Japan is interested in cooperation with Kazakhstan in rare earth projects, KazTag Agency reports, citing Japan’s Minister of Economy, Trade and Industry Yukio Edano as saying following his talks with Kazakhstan’s Foreign Minister Erzhan Kazykhanov May 2.
“It is quite natural that Kazakhstan as a nation producing a range of commodities has always been of great interest to Japan. This time the two sides have signed some documents on development of rare earth elements (…) I believe Japan could be very helpful to ensure effective production as we do possess high technology”, the Japanese Minister said.
“There are many nations thinking of constructing nuclear power plants. Japan has accumulated abundant technology to support such projects. We will keep on cooperating with nations [willing to construct nuclear power plants] and we will be strengthening this vectors [of cooperation”, Yukio Edano said in a separate statement.
As defined by IUPAC, rare earth elements or rare earth metals are a set of seventeen chemical elements in the periodic table. Because of their geochemical properties, rare earth elements are typically dispersed and not often found in concentrated and economically exploitable forms.
According to mnn.com, much of rare earths' appeal lies in their ability to perform obscure, highly specific tasks. Europium provides red phosphor for TVs and computer monitors, for example, and it has no known substitute.
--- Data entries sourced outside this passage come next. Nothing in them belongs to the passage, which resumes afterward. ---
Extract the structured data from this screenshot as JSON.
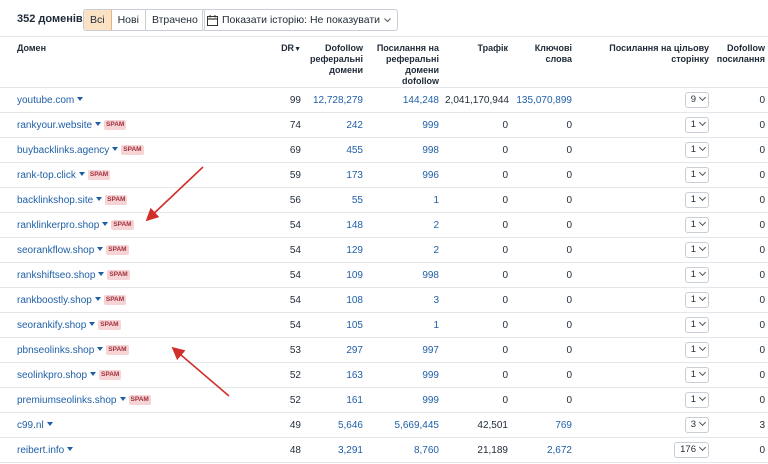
{
  "toolbar": {
    "count_label": "352 доменів",
    "filters": [
      "Всі",
      "Нові",
      "Втрачено"
    ],
    "active_filter": "Всі",
    "history_label": "Показати історію: Не показувати"
  },
  "table": {
    "headers": {
      "domain": "Домен",
      "dr": "DR",
      "dofollow_ref": "Dofollow реферальні домени",
      "links_to_ref": "Посилання на реферальні домени dofollow",
      "traffic": "Трафік",
      "keywords": "Ключові слова",
      "links_to_target": "Посилання на цільову сторінку",
      "dofollow_links": "Dofollow посилання"
    },
    "rows": [
      {
        "domain": "youtube.com",
        "spam": "",
        "dr": "99",
        "dofollow_ref": "12,728,279",
        "links_ref": "144,248",
        "traffic": "2,041,170,944",
        "keywords": "135,070,899",
        "target": "9",
        "dofollow": "0"
      },
      {
        "domain": "rankyour.website",
        "spam": "SPAM",
        "dr": "74",
        "dofollow_ref": "242",
        "links_ref": "999",
        "traffic": "0",
        "keywords": "0",
        "target": "1",
        "dofollow": "0"
      },
      {
        "domain": "buybacklinks.agency",
        "spam": "SPAM",
        "dr": "69",
        "dofollow_ref": "455",
        "links_ref": "998",
        "traffic": "0",
        "keywords": "0",
        "target": "1",
        "dofollow": "0"
      },
      {
        "domain": "rank-top.click",
        "spam": "SPAM",
        "dr": "59",
        "dofollow_ref": "173",
        "links_ref": "996",
        "traffic": "0",
        "keywords": "0",
        "target": "1",
        "dofollow": "0"
      },
      {
        "domain": "backlinkshop.site",
        "spam": "SPAM",
        "dr": "56",
        "dofollow_ref": "55",
        "links_ref": "1",
        "traffic": "0",
        "keywords": "0",
        "target": "1",
        "dofollow": "0"
      },
      {
        "domain": "ranklinkerpro.shop",
        "spam": "SPAM",
        "dr": "54",
        "dofollow_ref": "148",
        "links_ref": "2",
        "traffic": "0",
        "keywords": "0",
        "target": "1",
        "dofollow": "0"
      },
      {
        "domain": "seorankflow.shop",
        "spam": "SPAM",
        "dr": "54",
        "dofollow_ref": "129",
        "links_ref": "2",
        "traffic": "0",
        "keywords": "0",
        "target": "1",
        "dofollow": "0"
      },
      {
        "domain": "rankshiftseo.shop",
        "spam": "SPAM",
        "dr": "54",
        "dofollow_ref": "109",
        "links_ref": "998",
        "traffic": "0",
        "keywords": "0",
        "target": "1",
        "dofollow": "0"
      },
      {
        "domain": "rankboostly.shop",
        "spam": "SPAM",
        "dr": "54",
        "dofollow_ref": "108",
        "links_ref": "3",
        "traffic": "0",
        "keywords": "0",
        "target": "1",
        "dofollow": "0"
      },
      {
        "domain": "seorankify.shop",
        "spam": "SPAM",
        "dr": "54",
        "dofollow_ref": "105",
        "links_ref": "1",
        "traffic": "0",
        "keywords": "0",
        "target": "1",
        "dofollow": "0"
      },
      {
        "domain": "pbnseolinks.shop",
        "spam": "SPAM",
        "dr": "53",
        "dofollow_ref": "297",
        "links_ref": "997",
        "traffic": "0",
        "keywords": "0",
        "target": "1",
        "dofollow": "0"
      },
      {
        "domain": "seolinkpro.shop",
        "spam": "SPAM",
        "dr": "52",
        "dofollow_ref": "163",
        "links_ref": "999",
        "traffic": "0",
        "keywords": "0",
        "target": "1",
        "dofollow": "0"
      },
      {
        "domain": "premiumseolinks.shop",
        "spam": "SPAM",
        "dr": "52",
        "dofollow_ref": "161",
        "links_ref": "999",
        "traffic": "0",
        "keywords": "0",
        "target": "1",
        "dofollow": "0"
      },
      {
        "domain": "c99.nl",
        "spam": "",
        "dr": "49",
        "dofollow_ref": "5,646",
        "links_ref": "5,669,445",
        "traffic": "42,501",
        "keywords": "769",
        "target": "3",
        "dofollow": "3"
      },
      {
        "domain": "reibert.info",
        "spam": "",
        "dr": "48",
        "dofollow_ref": "3,291",
        "links_ref": "8,760",
        "traffic": "21,189",
        "keywords": "2,672",
        "target": "176",
        "dofollow": "0"
      }
    ]
  },
  "colors": {
    "link": "#1f5fa8",
    "spam_bg": "#f6d4d6",
    "spam_text": "#a0303a",
    "active_filter_bg": "#fbe2c5",
    "annotation_arrow": "#d0302a"
  }
}
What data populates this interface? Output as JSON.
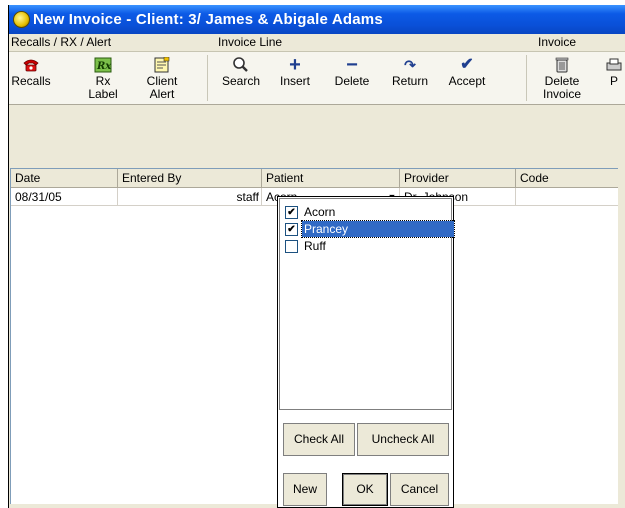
{
  "window": {
    "title": "New Invoice - Client: 3/  James & Abigale Adams"
  },
  "ribbon": {
    "groups": {
      "recalls": "Recalls / RX / Alert",
      "invoice_line": "Invoice Line",
      "invoice": "Invoice"
    },
    "buttons": {
      "recalls": {
        "label": "Recalls",
        "icon": "telephone-icon"
      },
      "rx_label": {
        "line1": "Rx",
        "line2": "Label",
        "icon": "rx-icon"
      },
      "client_alert": {
        "line1": "Client",
        "line2": "Alert",
        "icon": "alert-note-icon"
      },
      "search": {
        "label": "Search",
        "icon": "magnifier-icon"
      },
      "insert": {
        "label": "Insert",
        "icon": "plus-icon"
      },
      "delete": {
        "label": "Delete",
        "icon": "minus-icon"
      },
      "return": {
        "label": "Return",
        "icon": "return-arrow-icon"
      },
      "accept": {
        "label": "Accept",
        "icon": "checkmark-icon"
      },
      "delete_invoice": {
        "line1": "Delete",
        "line2": "Invoice",
        "icon": "trash-icon"
      },
      "partial": {
        "label": "P",
        "icon": "printer-icon"
      }
    }
  },
  "grid": {
    "columns": [
      "Date",
      "Entered By",
      "Patient",
      "Provider",
      "Code"
    ],
    "rows": [
      {
        "date": "08/31/05",
        "entered_by": "staff",
        "patient": "Acorn",
        "provider": "Dr. Johnson",
        "code": ""
      }
    ]
  },
  "patient_popup": {
    "items": [
      {
        "label": "Acorn",
        "checked": true,
        "selected": false
      },
      {
        "label": "Prancey",
        "checked": true,
        "selected": true
      },
      {
        "label": "Ruff",
        "checked": false,
        "selected": false
      }
    ],
    "check_all": "Check All",
    "uncheck_all": "Uncheck All",
    "new": "New",
    "ok": "OK",
    "cancel": "Cancel"
  },
  "colors": {
    "titlebar": "#0a50d8",
    "selection": "#316ac5",
    "face": "#ece9d8"
  }
}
Cerium similarly rules the glass-polishing industry, with "virtually all polished glass products" dependent on it, according to the U.S. Geological Survey.
Permanent magnets are another big role for rare earths. Their light weight and high magnetic strength have made it possible to miniaturize a wide range of electronic parts, including many used in home appliances, audio/video equipment, computers, cars and military gear. Innovations like small, multi-gigabyte jump drives and DVD drives likely wouldn't exist without rare earth magnets, which are often made from a neodymium alloy but may also contain praseodymium, samarium, gadolinium or dysprosium.
While producing rare earths can cause environmental problems, they have an eco-friendly side, too. They're vital to catalytic converters, hybrid cars and wind turbines, for example, as well as energy-efficient fluorescent lamps and magnetic-refrigeration systems. Their low toxicity is an advantage, too, with lanthanum-nickel-hydride batteries slowly replacing older kinds that use cadmium or lead.